Last month, I had the privilege of participating on an energy storage panel discussion, alongside five other leading manufacturers, at Critical Power Expo 2016 in Novi, Michigan. It is evident that the trend to reduce UPS runtime and costs is in full effect, and that innovation in energy storage technologies is challenging the lead-acid battery status quo in the mission critical industry. This innovation is offering customers more choices outside of conventional offerings to reduce lifetime costs and footprint while increasing reliability and sustainability. Below are my three big takeaways:
Lithium Ion Taking Center Stage
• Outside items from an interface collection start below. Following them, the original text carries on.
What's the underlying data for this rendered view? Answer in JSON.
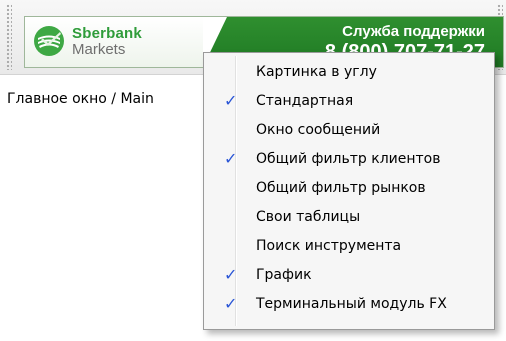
{
  "banner": {
    "logo_title": "Sberbank",
    "logo_subtitle": "Markets",
    "support_label": "Служба поддержки",
    "support_phone": "8 (800) 707-71-27",
    "colors": {
      "brand_green": "#2f9c3a",
      "banner_green": "#1f7a24"
    }
  },
  "main": {
    "title": "Главное окно / Main"
  },
  "context_menu": {
    "check_glyph": "✓",
    "check_color": "#2a56d6",
    "items": [
      {
        "label": "Картинка в углу",
        "checked": false
      },
      {
        "label": "Стандартная",
        "checked": true
      },
      {
        "label": "Окно сообщений",
        "checked": false
      },
      {
        "label": "Общий фильтр клиентов",
        "checked": true
      },
      {
        "label": "Общий фильтр рынков",
        "checked": false
      },
      {
        "label": "Свои таблицы",
        "checked": false
      },
      {
        "label": "Поиск инструмента",
        "checked": false
      },
      {
        "label": "График",
        "checked": true
      },
      {
        "label": "Терминальный модуль FX",
        "checked": true
      }
    ]
  }
}
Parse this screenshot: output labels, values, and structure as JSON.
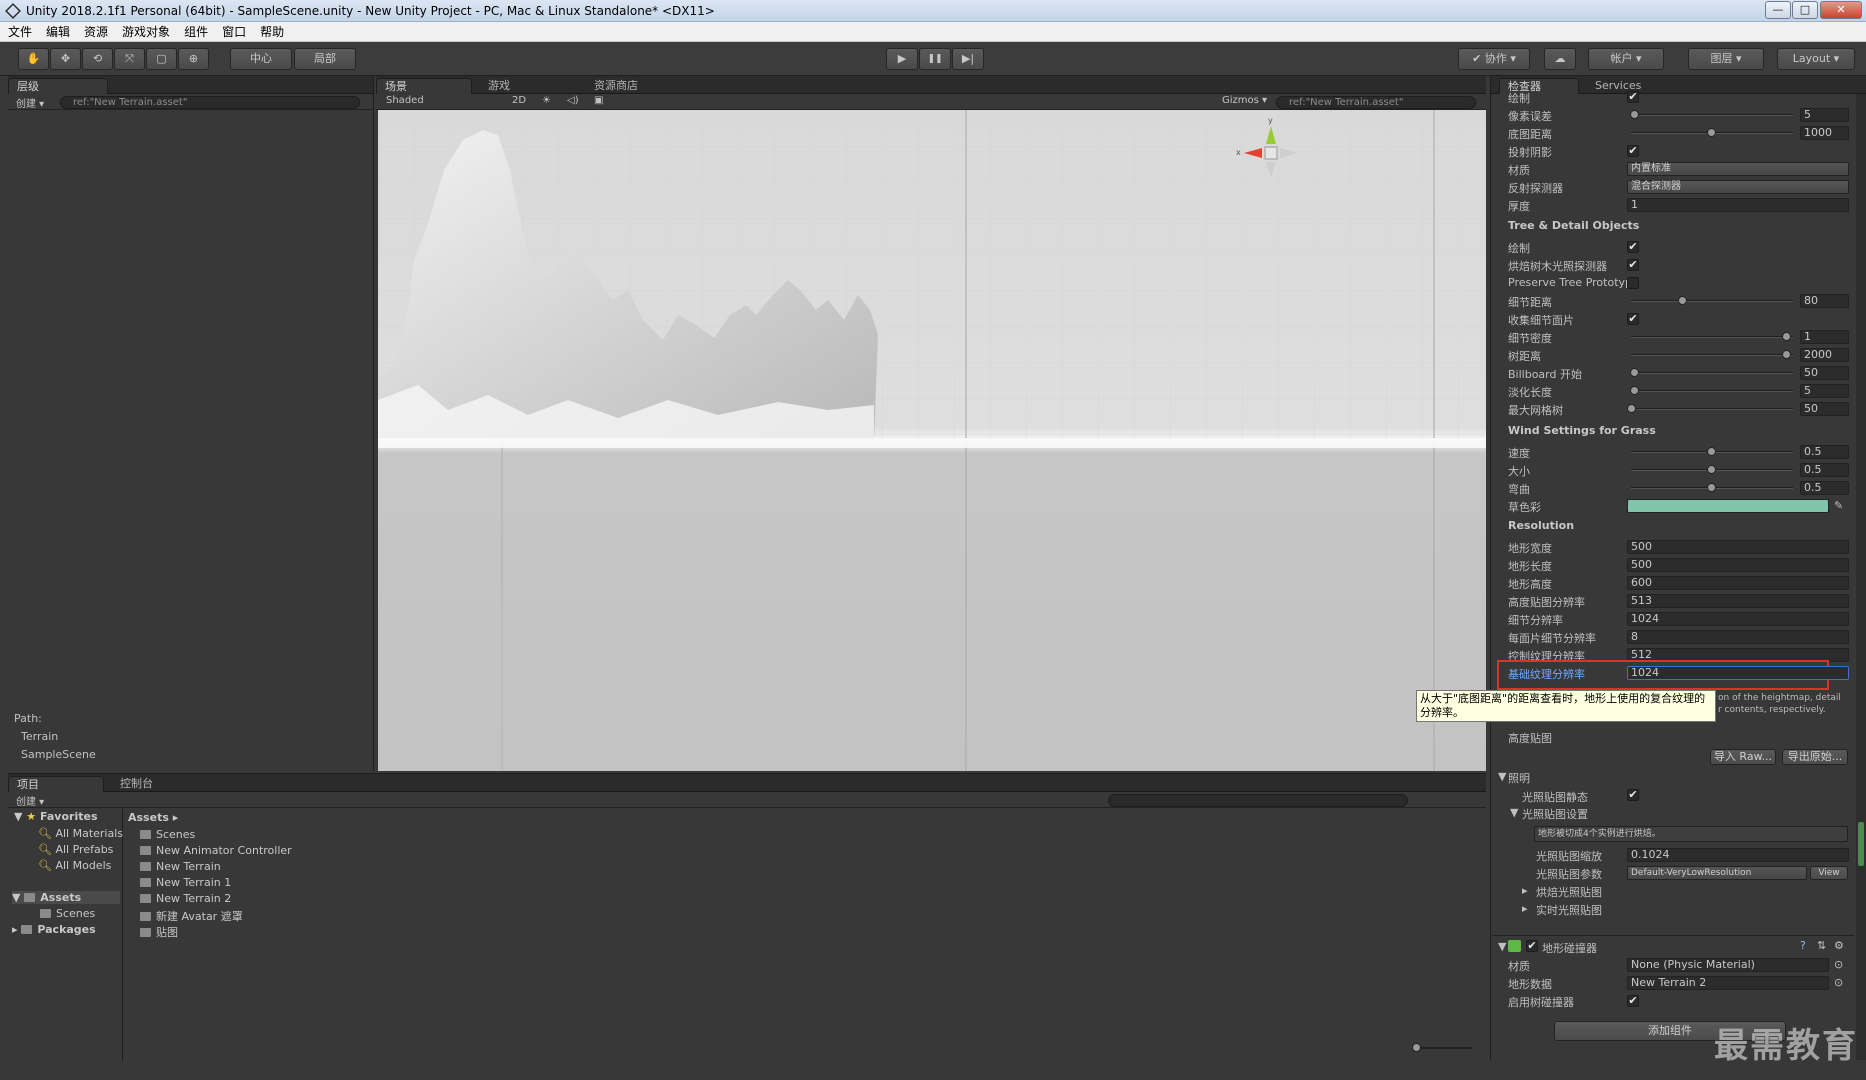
{
  "window": {
    "title": "Unity 2018.2.1f1 Personal (64bit) - SampleScene.unity - New Unity Project - PC, Mac & Linux Standalone* <DX11>",
    "min": "—",
    "max": "□",
    "close": "✕"
  },
  "menu": [
    "文件",
    "编辑",
    "资源",
    "游戏对象",
    "组件",
    "窗口",
    "帮助"
  ],
  "toolbar": {
    "pivot": "中心",
    "space": "局部",
    "play": "▶",
    "pause": "❚❚",
    "step": "▶|",
    "collab": "✔ 协作 ▾",
    "account": "帐户 ▾",
    "layers": "图层 ▾",
    "layout": "Layout ▾"
  },
  "hierarchy": {
    "tab": "层级",
    "create": "创建 ▾",
    "search": "ref:\"New Terrain.asset\"",
    "path_label": "Path:",
    "path": [
      "Terrain",
      "SampleScene"
    ]
  },
  "scene": {
    "tabs": [
      "场景",
      "游戏",
      "资源商店"
    ],
    "shading": "Shaded",
    "mode2d": "2D",
    "gizmos": "Gizmos ▾",
    "search": "ref:\"New Terrain.asset\"",
    "axis_y": "y",
    "axis_x": "x"
  },
  "inspector": {
    "tabs": [
      "检查器",
      "Services"
    ],
    "top_rows": [
      {
        "label": "绘制",
        "kind": "check",
        "value": "✔"
      },
      {
        "label": "像素误差",
        "kind": "slider",
        "value": "5",
        "pos": 0.02
      },
      {
        "label": "底图距离",
        "kind": "slider",
        "value": "1000",
        "pos": 0.5
      },
      {
        "label": "投射阴影",
        "kind": "check",
        "value": "✔"
      },
      {
        "label": "材质",
        "kind": "dropdown",
        "value": "内置标准"
      },
      {
        "label": "反射探测器",
        "kind": "dropdown",
        "value": "混合探测器"
      },
      {
        "label": "厚度",
        "kind": "field",
        "value": "1"
      }
    ],
    "tree_header": "Tree & Detail Objects",
    "tree_rows": [
      {
        "label": "绘制",
        "kind": "check",
        "value": "✔"
      },
      {
        "label": "烘焙树木光照探测器",
        "kind": "check",
        "value": "✔"
      },
      {
        "label": "Preserve Tree Prototyp",
        "kind": "check",
        "value": ""
      },
      {
        "label": "细节距离",
        "kind": "slider",
        "value": "80",
        "pos": 0.32
      },
      {
        "label": "收集细节面片",
        "kind": "check",
        "value": "✔"
      },
      {
        "label": "细节密度",
        "kind": "slider",
        "value": "1",
        "pos": 0.97
      },
      {
        "label": "树距离",
        "kind": "slider",
        "value": "2000",
        "pos": 0.97
      },
      {
        "label": "Billboard 开始",
        "kind": "slider",
        "value": "50",
        "pos": 0.02
      },
      {
        "label": "淡化长度",
        "kind": "slider",
        "value": "5",
        "pos": 0.02
      },
      {
        "label": "最大网格树",
        "kind": "slider",
        "value": "50",
        "pos": 0.0
      }
    ],
    "wind_header": "Wind Settings for Grass",
    "wind_rows": [
      {
        "label": "速度",
        "kind": "slider",
        "value": "0.5",
        "pos": 0.5
      },
      {
        "label": "大小",
        "kind": "slider",
        "value": "0.5",
        "pos": 0.5
      },
      {
        "label": "弯曲",
        "kind": "slider",
        "value": "0.5",
        "pos": 0.5
      },
      {
        "label": "草色彩",
        "kind": "color",
        "value": ""
      }
    ],
    "grass_color": "#7fc4ab",
    "res_header": "Resolution",
    "res_rows": [
      {
        "label": "地形宽度",
        "value": "500"
      },
      {
        "label": "地形长度",
        "value": "500"
      },
      {
        "label": "地形高度",
        "value": "600"
      },
      {
        "label": "高度贴图分辨率",
        "value": "513"
      },
      {
        "label": "细节分辨率",
        "value": "1024"
      },
      {
        "label": "每面片细节分辨率",
        "value": "8"
      },
      {
        "label": "控制纹理分辨率",
        "value": "512"
      }
    ],
    "highlight_row": {
      "label": "基础纹理分辨率",
      "value": "1024"
    },
    "tooltip": "从大于\"底图距离\"的距离查看时，地形上使用的复合纹理的分辨率。",
    "side_note": [
      "on of the heightmap, detail",
      "r contents, respectively."
    ],
    "heightmap_label": "高度贴图",
    "import_raw": "导入 Raw...",
    "export_raw": "导出原始...",
    "lighting_label": "照明",
    "lightmap_static": "光照贴图静态",
    "lightmap_settings": "光照贴图设置",
    "lightmap_hint": "地形被切成4个实例进行烘焙。",
    "lightmap_scale_label": "光照贴图缩放",
    "lightmap_scale": "0.1024",
    "lightmap_params_label": "光照贴图参数",
    "lightmap_params": "Default-VeryLowResolution",
    "view_btn": "View",
    "baked_lightmap": "烘焙光照贴图",
    "realtime_lightmap": "实时光照贴图",
    "collider_title": "地形碰撞器",
    "collider_rows": [
      {
        "label": "材质",
        "value": "None (Physic Material)"
      },
      {
        "label": "地形数据",
        "value": "New Terrain 2"
      },
      {
        "label": "启用树碰撞器",
        "value": "✔"
      }
    ],
    "add_component": "添加组件"
  },
  "project": {
    "tabs": [
      "项目",
      "控制台"
    ],
    "create": "创建 ▾",
    "favorites": "Favorites",
    "fav_items": [
      "All Materials",
      "All Prefabs",
      "All Models"
    ],
    "assets": "Assets",
    "assets_children": [
      "Scenes"
    ],
    "packages": "Packages",
    "breadcrumb": "Assets ▸",
    "files": [
      "Scenes",
      "New Animator Controller",
      "New Terrain",
      "New Terrain 1",
      "New Terrain 2",
      "新建 Avatar 遮罩",
      "贴图"
    ]
  },
  "watermark": "最需教育"
}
A greater presence by lithium ion battery suppliers demonstrates that it is becoming a more acceptable solution and replacement for lead-acid batteries in UPS applications. Two major UPS companies have recently announced that their products support lithium ion batteries. However, challenges still exist for this solution: lithium ion is around two to four times more expensive than lead-acid batteries for the same amount of runtime and has not yet been proven to be reliable and safe for extended mission critical usage. But, given its advantages — a design life of at least 10 years, smaller footprint, a much higher cycle count — it’s likely just a matter of time until lithium starts overcoming lead-acid.
Flywheel Delivers 78% More Energy Storage
Flywheel energy storage integrated into a UPS has been around for more than 15 years with thousands of deployments worldwide. This proven technology can now deliver nearly 80% more energy storage and runtime with the same benefits as before. At nearly one minute of runtime at partial loads and 25 seconds at full load, flywheel energy storage can now be considered for applications where parallel or reserve generators are deployed, IT loads are transferred to alternate sites or to cloud backup. This solution is also ideal for manufacturing applications that require more time for a graceful shutdown.
Supercaps Taking A Back Seat
At last year’s show, supercapacitors were presented by two major UPS manufacturers as the next big thing in energy storage for UPS applications. A year later, that is still not the case. They have not found their way into data centers yet, rather being deployed only in manufacturing facilities looking for runtimes in the three to seven second range. High initial cost, sub-10 second runtime and lack of proven reliability are significantly deterring their growth, even though they require minimal maintenance and are compact in size.
Customers are looking for alternative solutions that will give them a better return on investment, reduce footprint, increase their service reliability and help save the environment. The burden now falls back on UPS suppliers to clearly demonstrate total cost of ownership savings, hard proof of reliability and environmental benefits across these different energy storage technologies.